*** Opening of Input data ***
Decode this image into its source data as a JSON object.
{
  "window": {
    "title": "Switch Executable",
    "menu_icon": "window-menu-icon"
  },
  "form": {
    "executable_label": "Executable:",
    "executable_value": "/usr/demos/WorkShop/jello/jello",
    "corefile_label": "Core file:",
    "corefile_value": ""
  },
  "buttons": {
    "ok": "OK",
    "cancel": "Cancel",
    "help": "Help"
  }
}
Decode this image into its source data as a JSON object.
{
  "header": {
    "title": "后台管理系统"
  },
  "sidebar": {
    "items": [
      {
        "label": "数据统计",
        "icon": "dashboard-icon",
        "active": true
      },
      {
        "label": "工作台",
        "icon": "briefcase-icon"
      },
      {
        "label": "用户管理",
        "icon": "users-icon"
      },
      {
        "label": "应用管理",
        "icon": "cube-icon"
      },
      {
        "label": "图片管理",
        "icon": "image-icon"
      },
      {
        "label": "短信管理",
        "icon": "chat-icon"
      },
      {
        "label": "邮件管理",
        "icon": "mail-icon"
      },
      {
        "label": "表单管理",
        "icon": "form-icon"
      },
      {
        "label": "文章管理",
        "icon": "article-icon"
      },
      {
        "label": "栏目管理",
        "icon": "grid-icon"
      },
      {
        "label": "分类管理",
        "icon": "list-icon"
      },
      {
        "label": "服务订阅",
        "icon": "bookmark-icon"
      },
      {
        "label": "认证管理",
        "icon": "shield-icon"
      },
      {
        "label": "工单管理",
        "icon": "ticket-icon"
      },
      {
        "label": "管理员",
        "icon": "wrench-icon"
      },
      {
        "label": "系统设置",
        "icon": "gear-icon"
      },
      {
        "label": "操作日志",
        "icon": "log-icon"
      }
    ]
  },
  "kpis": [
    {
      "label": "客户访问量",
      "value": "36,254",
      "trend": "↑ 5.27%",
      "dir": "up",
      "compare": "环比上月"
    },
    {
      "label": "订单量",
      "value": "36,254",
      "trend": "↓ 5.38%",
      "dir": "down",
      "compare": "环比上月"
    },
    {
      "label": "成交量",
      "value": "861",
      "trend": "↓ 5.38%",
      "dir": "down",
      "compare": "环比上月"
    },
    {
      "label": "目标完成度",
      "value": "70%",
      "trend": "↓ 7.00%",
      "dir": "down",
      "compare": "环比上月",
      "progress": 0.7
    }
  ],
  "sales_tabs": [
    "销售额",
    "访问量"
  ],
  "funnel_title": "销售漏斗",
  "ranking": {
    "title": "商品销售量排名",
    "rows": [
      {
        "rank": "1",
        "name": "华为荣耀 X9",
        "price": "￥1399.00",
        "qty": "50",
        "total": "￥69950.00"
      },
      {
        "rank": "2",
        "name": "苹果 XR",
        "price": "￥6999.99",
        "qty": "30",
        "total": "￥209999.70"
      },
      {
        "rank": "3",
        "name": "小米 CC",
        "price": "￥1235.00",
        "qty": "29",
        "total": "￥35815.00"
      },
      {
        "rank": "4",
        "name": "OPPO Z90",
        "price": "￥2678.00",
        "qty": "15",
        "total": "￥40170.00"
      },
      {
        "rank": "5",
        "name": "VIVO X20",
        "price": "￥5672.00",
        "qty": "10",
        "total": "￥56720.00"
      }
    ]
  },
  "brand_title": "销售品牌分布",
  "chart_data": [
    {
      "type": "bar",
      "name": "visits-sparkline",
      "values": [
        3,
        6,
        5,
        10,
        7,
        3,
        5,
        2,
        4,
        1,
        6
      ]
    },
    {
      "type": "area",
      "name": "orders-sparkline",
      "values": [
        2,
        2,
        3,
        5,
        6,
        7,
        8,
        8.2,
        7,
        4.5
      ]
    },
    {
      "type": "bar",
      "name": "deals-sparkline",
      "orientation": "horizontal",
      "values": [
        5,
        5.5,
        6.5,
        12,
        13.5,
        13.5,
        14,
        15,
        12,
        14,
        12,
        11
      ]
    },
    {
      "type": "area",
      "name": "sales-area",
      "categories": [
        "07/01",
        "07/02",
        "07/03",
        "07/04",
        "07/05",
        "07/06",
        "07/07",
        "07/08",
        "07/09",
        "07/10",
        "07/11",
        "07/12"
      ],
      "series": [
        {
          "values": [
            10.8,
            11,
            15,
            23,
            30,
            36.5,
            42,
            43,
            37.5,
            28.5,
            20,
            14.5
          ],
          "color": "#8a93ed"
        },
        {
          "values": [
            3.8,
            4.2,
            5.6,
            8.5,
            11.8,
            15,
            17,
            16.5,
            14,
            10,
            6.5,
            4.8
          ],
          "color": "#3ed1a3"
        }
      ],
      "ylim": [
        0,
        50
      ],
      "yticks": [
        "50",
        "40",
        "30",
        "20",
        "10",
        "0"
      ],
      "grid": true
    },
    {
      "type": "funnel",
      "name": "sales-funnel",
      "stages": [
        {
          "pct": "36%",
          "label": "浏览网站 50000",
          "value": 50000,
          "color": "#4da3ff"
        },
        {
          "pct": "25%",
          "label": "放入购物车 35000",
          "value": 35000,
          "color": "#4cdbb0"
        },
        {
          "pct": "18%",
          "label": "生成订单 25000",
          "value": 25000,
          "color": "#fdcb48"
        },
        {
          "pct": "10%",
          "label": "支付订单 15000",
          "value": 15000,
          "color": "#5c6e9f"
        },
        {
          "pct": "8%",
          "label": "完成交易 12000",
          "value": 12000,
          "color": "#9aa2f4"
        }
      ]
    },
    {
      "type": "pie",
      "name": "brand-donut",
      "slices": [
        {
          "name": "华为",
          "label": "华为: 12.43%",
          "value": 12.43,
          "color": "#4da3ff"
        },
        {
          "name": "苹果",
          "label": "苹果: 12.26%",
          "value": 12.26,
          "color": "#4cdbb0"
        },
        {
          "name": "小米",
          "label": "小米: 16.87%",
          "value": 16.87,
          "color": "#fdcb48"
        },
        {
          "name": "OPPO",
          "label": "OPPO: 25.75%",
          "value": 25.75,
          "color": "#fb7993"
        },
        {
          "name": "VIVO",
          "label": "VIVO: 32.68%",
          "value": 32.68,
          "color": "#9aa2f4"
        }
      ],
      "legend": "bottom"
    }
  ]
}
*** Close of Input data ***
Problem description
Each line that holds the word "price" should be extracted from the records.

Final answer
        "price": "￥1399.00",
        "price": "￥6999.99",
        "price": "￥1235.00",
        "price": "￥2678.00",
        "price": "￥5672.00",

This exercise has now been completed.